  15. Antimicrobial Resistance in Escherichia coli Recovered from Feedlot Cattle and Associations with Antimicrobial Use

    PubMed Central

    Benedict, Katharine M.; Gow, Sheryl P.; McAllister, Tim A.; Booker, Calvin W.; Hannon, Sherry J.; Checkley, Sylvia L.; Noyes, Noelle R.; Morley, Paul S.

    2015-01-01

    The objectives of this study were to estimate the prevalence of antimicrobial resistance (AMR) and to investigate the associations between exposures to antimicrobial drugs (AMDs) and AMR in fecal non-type specific Escherichia coli (NTSEC) recovered from a large population of feedlot cattle.

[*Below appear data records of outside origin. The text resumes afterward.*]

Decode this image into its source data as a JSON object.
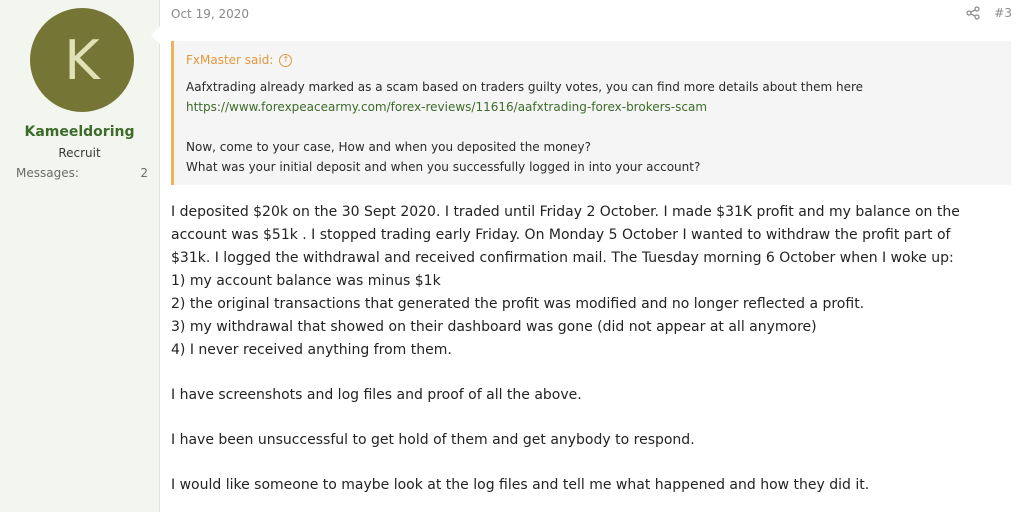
{
  "author": {
    "initial": "K",
    "name": "Kameeldoring",
    "title": "Recruit",
    "messages_label": "Messages:",
    "messages_count": "2",
    "avatar_color": "#757536"
  },
  "post": {
    "date": "Oct 19, 2020",
    "number": "#3",
    "quote": {
      "author": "FxMaster said:",
      "line1": "Aafxtrading already marked as a scam based on traders guilty votes, you can find more details about them here",
      "link": "https://www.forexpeacearmy.com/forex-reviews/11616/aafxtrading-forex-brokers-scam",
      "line2": "Now, come to your case, How and when you deposited the money?",
      "line3": "What was your initial deposit and when you successfully logged in into your account?"
    },
    "body": {
      "p1_l1": "I deposited $20k on the 30 Sept 2020. I traded until Friday 2 October. I made $31K profit and my balance on the",
      "p1_l2": "account was $51k . I stopped trading early Friday. On Monday 5 October I wanted to withdraw the profit part of",
      "p1_l3": "$31k. I logged the withdrawal and received confirmation mail. The Tuesday morning 6 October when I woke up:",
      "item1": "1) my account balance was minus $1k",
      "item2": "2) the original transactions that generated the profit was modified and no longer reflected a profit.",
      "item3": "3) my withdrawal that showed on their dashboard was gone (did not appear at all anymore)",
      "item4": "4) I never received anything from them.",
      "p2": "I have screenshots and log files and proof of all the above.",
      "p3": "I have been unsuccessful to get hold of them and get anybody to respond.",
      "p4": "I would like someone to maybe look at the log files and tell me what happened and how they did it."
    }
  },
  "colors": {
    "username": "#3d6b2a",
    "quote_accent": "#e0993e",
    "link": "#3d6b2a"
  }
}
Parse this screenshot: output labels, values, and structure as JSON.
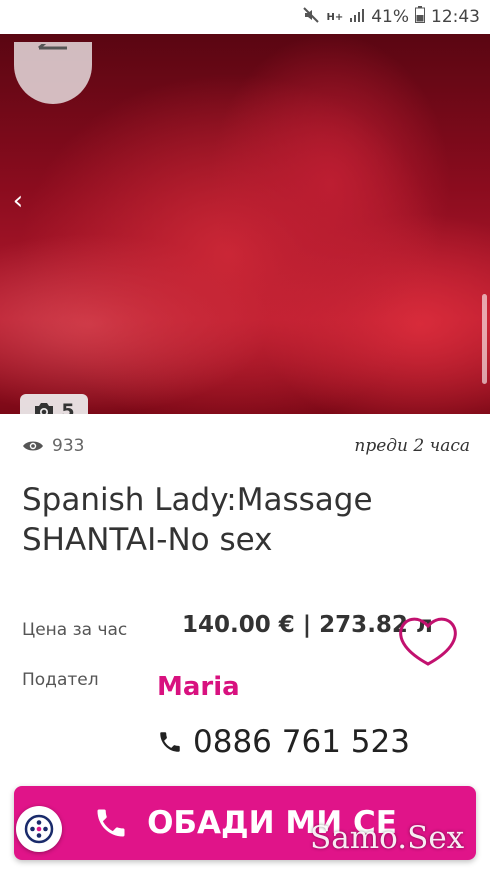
{
  "status_bar": {
    "signal_type": "H+",
    "battery": "41%",
    "time": "12:43"
  },
  "gallery": {
    "photo_count": "5"
  },
  "listing": {
    "views": "933",
    "posted": "преди 2 часа",
    "title": "Spanish Lady:Massage SHANTAI-No sex",
    "price_label": "Цена за час",
    "price_value": "140.00 € | 273.82 л",
    "seller_label": "Подател",
    "seller_name": "Maria",
    "phone": "0886 761 523"
  },
  "actions": {
    "call_label": "ОБАДИ МИ СЕ"
  },
  "watermark": "Samo.Sex",
  "colors": {
    "accent": "#e01489",
    "seller": "#d8117f"
  }
}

Two-stage random sampling was used to select individually identified cattle for enrollment, which were sampled at arrival and then a second time later in the feeding period. Advanced regression techniques were used to estimate resistance prevalences, and to investigate associations between AMD exposures in enrolled cattle and penmates and AMR identified in NTSEC recovered from the second sample set. Resistance was most commonly detected to tetracycline, streptomycin, and sulfisoxazole, and was rarely identified for critically important AMDs. All cattle were exposed to AMDs in feed, and 45% were treated parenterally. While resistance prevalence generally increased during the feeding period, most AMD exposures were not significantly associated with AMR outcomes. Exposures of enrolled cattle to tetracycline were associated with increased resistance to tetracycline and trimethoprim sulfa, while beta-lactam exposures were associated with decreased likelihood of detecting streptomycin resistance. Pen-level AMD exposure measures were not associated with resistance outcomes. These findings suggest that tetracycline treatment of feedlot cattle can be associated with modest increases in risk for recovery of resistant NTSEC, but the numerous treatments with an advanced macrolide (tulathromycin) were not associated with detectable increases in resistance in NTSEC. All cattle were exposed to in-feed treatments of tetracycline and this could limit the ability to identify the full impact of these exposures, but these exposures varied for enrolled cattle varied, providing an opportunity to evaluate a dose response. While AMD exposures were not associated with detectably increased risks for

  16. MONITORING FECAL INDICATOR BACTERIA WITH ALTERNATIVE REAL-TIME PCR INSTRUMENTS TO ASSESS HEALTH RISKS ASSOCIATED WITH RECREATIONAL WATER USE

    EPA Science Inventory

    U.S. EPA guidance on the safety of surface waters for recreational use is currently based on epidemiological studies conducted in the 1980?s that demonstrated a strong positive correlation between bathing-associated illness rates and concentrations of culturable fecal indicator b...

  17. USE OF COMPETITIVE GENOMIC HYBRIDIZATION TO ENRICH FOR GENOME-SPECIFIC DIFFERENCES BETWEEN TWO CLOSELY RELATED HUMAN FECAL INDICATOR BACTERIA

    EPA Science Inventory

    Enterococci are frequently used as indicators of fecal pollution in surface waters. To accelerate the identification of Enterococcus faecalis-specific DNA sequences, we employed a comparative genomic strategy utilizing a positive selection process to compare E. faec...